Tuesday, November 9, 2010

Taking the Stigma Out of School Lunch

By Ed Bruske
aka The Slow Cook

In addition to the food prescribed by the federal government for subsidized meals--meat, vegetables, grains, milk--many schools offer a wide variety of fast food items on the theory that these will boost sales and help finance struggling food service programs. These foods can be sold "a la carte" or even in vending machines alongside the subsidized meals as long as the proceeds accrue to the school meals program.

Because some students would rather not eat than be singled out as poor, the U.S. Department of Agriculture prohibits schools from requiring special tokens, maintaining separate serving lines or otherwise identifying students who qualify for free or reduced-price meals. Thus, hot meals and a la carte items are intermingled in so-called blended lunch lines. Ideally, cash never changes hands. Instead, students either pay in advance into cafeteria accounts, or are identified by a computer as being entitled to free or reduced-price meals. In Boulder, students simply enter a six-digit personal identification number into a point of sales device when they exit the lunch line, as shown in the photo above.

Two touch pads speed things along

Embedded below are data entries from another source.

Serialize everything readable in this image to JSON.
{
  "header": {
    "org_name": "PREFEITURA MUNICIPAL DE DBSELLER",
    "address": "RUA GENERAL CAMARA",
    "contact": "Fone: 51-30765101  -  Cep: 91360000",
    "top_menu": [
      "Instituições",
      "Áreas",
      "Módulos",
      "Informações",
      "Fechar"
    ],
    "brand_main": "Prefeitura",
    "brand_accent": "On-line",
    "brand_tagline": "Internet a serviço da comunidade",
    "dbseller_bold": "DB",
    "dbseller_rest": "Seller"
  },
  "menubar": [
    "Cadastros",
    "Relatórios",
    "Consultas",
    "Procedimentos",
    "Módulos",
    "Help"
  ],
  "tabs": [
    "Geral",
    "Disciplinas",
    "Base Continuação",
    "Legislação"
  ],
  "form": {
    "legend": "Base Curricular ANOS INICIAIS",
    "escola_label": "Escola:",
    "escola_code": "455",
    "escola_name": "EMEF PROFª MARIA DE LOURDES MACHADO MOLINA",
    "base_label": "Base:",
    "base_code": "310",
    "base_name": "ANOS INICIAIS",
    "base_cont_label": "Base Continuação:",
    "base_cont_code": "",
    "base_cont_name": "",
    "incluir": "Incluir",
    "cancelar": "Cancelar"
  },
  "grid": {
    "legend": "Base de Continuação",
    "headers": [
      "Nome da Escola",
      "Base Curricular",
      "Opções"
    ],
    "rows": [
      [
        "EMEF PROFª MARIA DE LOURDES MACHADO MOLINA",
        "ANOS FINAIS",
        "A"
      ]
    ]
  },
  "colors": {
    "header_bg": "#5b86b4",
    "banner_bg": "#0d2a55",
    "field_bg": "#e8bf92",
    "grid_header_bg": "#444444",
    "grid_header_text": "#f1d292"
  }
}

A kitchen employee monitors the transaction on a computer screen, while also checking to make sure that meals contain the necessary components to qualify for federal subsidies. To speed service and shorten lines at the steam tables, Boulder also has installed software that allows two students to check out simultaneously.

The Boulder Valley School District permits students and parents to make quick work of funding their meal accounts using a credit card online.


  1. Ed:

    Can't believe that USDA actually *requires* schools to be discreet since that is so not what is happening in practice.

    Eg. a very new middle school here has two distinct lines and counters, one for a la carte, one for subsidized. It couldn't be more likely to create stigma. Can you point me to the UDSA reg on that point? If not, I can google around to find it.


  2. Bettina, I went back and looked for that reg and couldn't find it. I was sure I'd read it in the USDA rulebook. But until we settle that, I've removed the offending passage.

  3. I am excited to see you doing this series! I actually visited BVSD last month to learn more about the accomplishments there. I was struck by the struggles that they are encountering re: low participation. Deb McCormick explained to me that a big roadblock to increasing parent buy-in is the insufficient time for lunch. Getting students through the lunch line and processed through the POS system eats up the majority of their lunch period leaving them little time to eat. Parents have said that they rather pack a lunch so they know their child will have time to eat. Its frustrating . . .

  4. Lisa, when they served tacos as Casey Middle School they had to extend the lunch hour because it's so popular. But they were also missing one of their servers. They had two service lines, but it still took a long time. I think it was just the slowness of making the plates. But I did hear that in Boulder--issues with lines and not enough time for lunch. I also think they only had 20 minutes for lunch scheduled, but that may vary from school to school. So it's not just service in the cafeteria, it's also decisions made by the school about how much time they want to allocate for lunch.

  5. Yes, lunch periods are always a school admin decision and not a food service one. In my experience I've learned that school schedules are nearly impossible to change, particularly for reasons relating to lunch. Lunch periods are most commonly the place time is taken from.

    I observed a BVSD elementary school baked ziti lunch. This type of meal allowed for speedy service. The young students were able to take their time and enjoy the beautiful salad bar!